Otsu et al. (2018), part 3

In the previous post I explained how PCA can be used to create a convenient basis for representing real-world reflectivities. The procedure uses a set of measured spectra to compute an orthonormal basis, sorted by variance or “statistical significance.” All but the three most significant vectors are then truncated. I called the difference between the actual spectrum and the reconstructed the error term $\pmb\epsilon$.

Naturally the smaller the error, the better. Because $\pmb\epsilon$ is a vector, the authors chose the Euclidean norm (2-norm or L2) to represent the (scalar) error:

$$\epsilon =  \sqrt{\sum_i \pmb\epsilon_i^2}$$

To get an idea of how well the method works in the general case, the authors would sum up reconstruction errors of all spectra in the dataset. I call this the total error $E$:

$$E = \sum_i \epsilon|_{\mathbf s_i}$$

where $\epsilon|_{\mathbf s_i}$ denotes the reconstruction error of $\mathbf s_i$, the $i$-th measured spectrum.

Using just one basis for everything isn't ideal. The picture below shows reconstructions of a few colorchecker spectra. While by definition XYZ tristimulus values (and perceived colors) match perfectly, the spectra aren't that close.

Reconstructions of a few colorchecker spectra.


The authors decided to subdivide the CIE 1931 xy space using a binary space partitioning tree. Every node that isn't a leaf divides its subspace in two with a horizontal or vertical line. Leaves, called clusters in the article, contain spectra that lie in their subspace. PCA is done for every cluster separately, creating a set of bases.

CIE 1931 xy chromaticity diagram

A quick note about CIE 1931 xy chromaticity coordinates. They're derived from CIE 1931 XYZ tristimulus values:

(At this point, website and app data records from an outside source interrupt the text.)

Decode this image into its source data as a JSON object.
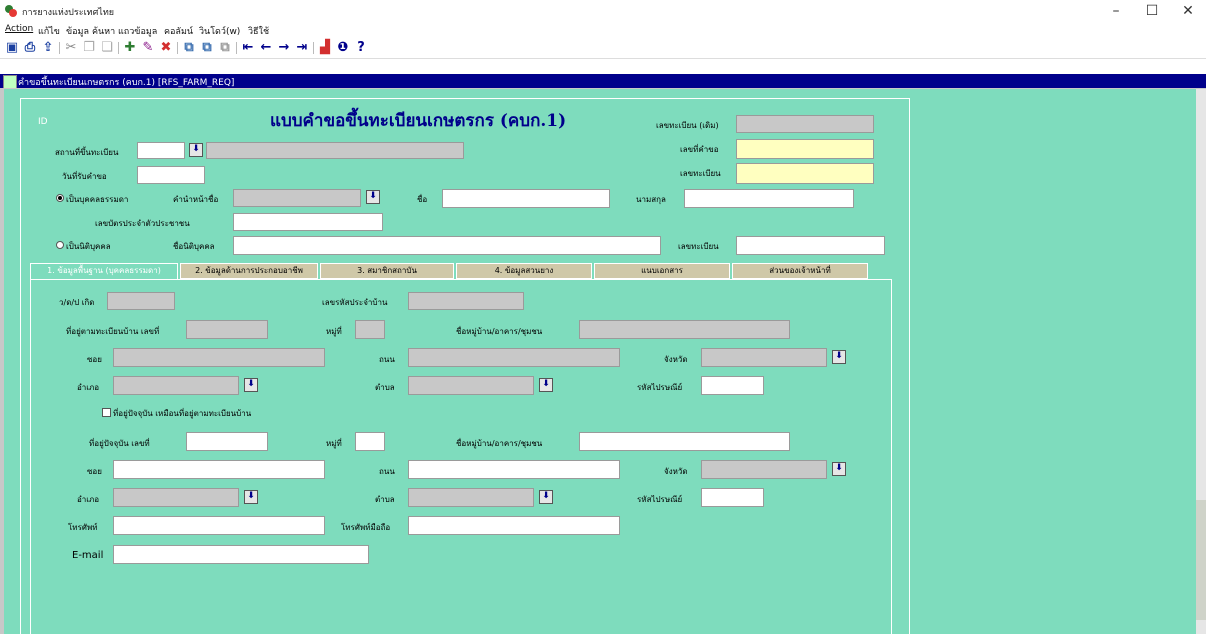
{
  "window": {
    "title": "การยางแห่งประเทศไทย",
    "minimize": "–",
    "maximize": "☐",
    "close": "✕"
  },
  "menu": [
    "Action",
    "แก้ไข",
    "ข้อมูล",
    "ค้นหา",
    "แถวข้อมูล",
    "คอลัมน์",
    "วินโดว์(w)",
    "วิธีใช้"
  ],
  "toolbar_icons": [
    "save-icon",
    "print-icon",
    "exit-icon",
    "cut-icon",
    "copy-icon",
    "paste-icon",
    "insert-record-icon",
    "edit-record-icon",
    "delete-record-icon",
    "duplicate-icon",
    "duplicate-record-icon",
    "clear-icon",
    "first-record-icon",
    "previous-record-icon",
    "next-record-icon",
    "last-record-icon",
    "chart-icon",
    "info-icon",
    "help-icon"
  ],
  "form_title_bar": "คำขอขึ้นทะเบียนเกษตรกร (คบก.1) [RFS_FARM_REQ]",
  "header": {
    "id_label": "ID",
    "title": "แบบคำขอขึ้นทะเบียนเกษตรกร (คบก.1)",
    "old_reg_label": "เลขทะเบียน (เดิม)",
    "reg_place_label": "สถานที่ขึ้นทะเบียน",
    "request_no_label": "เลขที่คำขอ",
    "receive_date_label": "วันที่รับคำขอ",
    "reg_no_label": "เลขทะเบียน"
  },
  "person": {
    "natural_label": "เป็นบุคคลธรรมดา",
    "prefix_label": "คำนำหน้าชื่อ",
    "name_label": "ชื่อ",
    "surname_label": "นามสกุล",
    "id_card_label": "เลขบัตรประจำตัวประชาชน",
    "juristic_label": "เป็นนิติบุคคล",
    "juristic_name_label": "ชื่อนิติบุคคล",
    "juristic_reg_label": "เลขทะเบียน"
  },
  "tabs": [
    "1. ข้อมูลพื้นฐาน (บุคคลธรรมดา)",
    "2. ข้อมูลด้านการประกอบอาชีพ",
    "3. สมาชิกสถาบัน",
    "4. ข้อมูลสวนยาง",
    "แนบเอกสาร",
    "ส่วนของเจ้าหน้าที่"
  ],
  "basic": {
    "birthdate_label": "ว/ด/ป เกิด",
    "house_code_label": "เลขรหัสประจำบ้าน",
    "reg_addr_label": "ที่อยู่ตามทะเบียนบ้าน เลขที่",
    "moo_label": "หมู่ที่",
    "village_label": "ชื่อหมู่บ้าน/อาคาร/ชุมชน",
    "soi_label": "ซอย",
    "road_label": "ถนน",
    "province_label": "จังหวัด",
    "amphoe_label": "อำเภอ",
    "tambon_label": "ตำบล",
    "postcode_label": "รหัสไปรษณีย์",
    "same_addr_label": "ที่อยู่ปัจจุบัน เหมือนที่อยู่ตามทะเบียนบ้าน",
    "cur_addr_label": "ที่อยู่ปัจจุบัน เลขที่",
    "phone_label": "โทรศัพท์",
    "mobile_label": "โทรศัพท์มือถือ",
    "email_label": "E-mail"
  },
  "colors": {
    "form_bg": "#7edcbd",
    "title_text": "#00008b",
    "title_bar": "#00008b",
    "tab_inactive": "#cfc8a8"
  }
}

  x = \frac{X}{X + Y + Z} \\
  y = \frac{Y}{X + Y + Z}

They're often used where only the chromaticity matters and not the lightness $Y$. When plotted, they give rise to the familiar “color triangle” or “horseshoe” diagram, pictured on the right.

The algorithm for creating an optimized clustering is described as follows.

  • Search every possible new partitioning in the tree. For every color of every leaf, try partitions with a horizontal and a vertical line going through the color, assigning the color itself to the “lesser” part (to the left or below the line).
  • Discard partitions that would create very small nodes. More on this later.
  • Compute how each partition would affect the total error of the entire tree (the sum of $E$ of every leaf). Discard those that would increase it.
  • Realize the partition that decreases the error the most.
  • Repeat the entire process.

The algorithm terminates when no more partitions are possible or there are enough clusters. Authors chose 8 clusters, because of diminishing returns and dataset size concerns. You can look at the original implementation or my code. The article also has a lot more plots and comparison than I post here, so it's definitely worth looking at too.

Below are the results of running my code. I used the entire dataset of 1,279 spectra and optimized for 8 clusters. This takes about 3 hours on my dated i7 3770.

A visualization of the clustering. Each cluster has its own symbol for the colors that belong to it. (I actually used the cross symbol twice, my bad.)
Reconstructions of the same colorchecker spectra as before, this time using clustering. The discrepancies are notably smaller and some reconstructed spectra look exactly like the measurements.

Minimum node size

I mentioned that nodes cannot be allowed to be split too finely. First of all, there have to be at least three spectra in a node for PCA to even work. Fewer will result in a singular $M$ and the algorithm simply won't be able to continue. In practice, having few spectra is no good either. Below is a result of PCA decomposition done with just three spectra.

PCA decomposition of the first three spectra in Otsu et al.'s dataset. An explanation of what is plotted here is in the previous post.

Only two eigenvectors are meaningful and the rest are basically noise. Trying to use this for reconstruction will create completely random-looking spectra, usually going way outside the [0, 1] range. Clearly a lot more data needs to be used to get useful results. In my program I (arbitrarily) set the minimum cluster size to the average cluster size divided by two and it seems to work pretty well.

$$\text{min. cluster size} = \left\lfloor\frac{1}{2}\,\frac{\text{num.\,of spectra}}{\text{num.\,of clusters}}\right\rfloor$$

But can reconstructed spectra exceed the allowed [0, 1] range even if the basis is good? Unfortunately yes, and this will be the topic of the next (and the last) post in this series.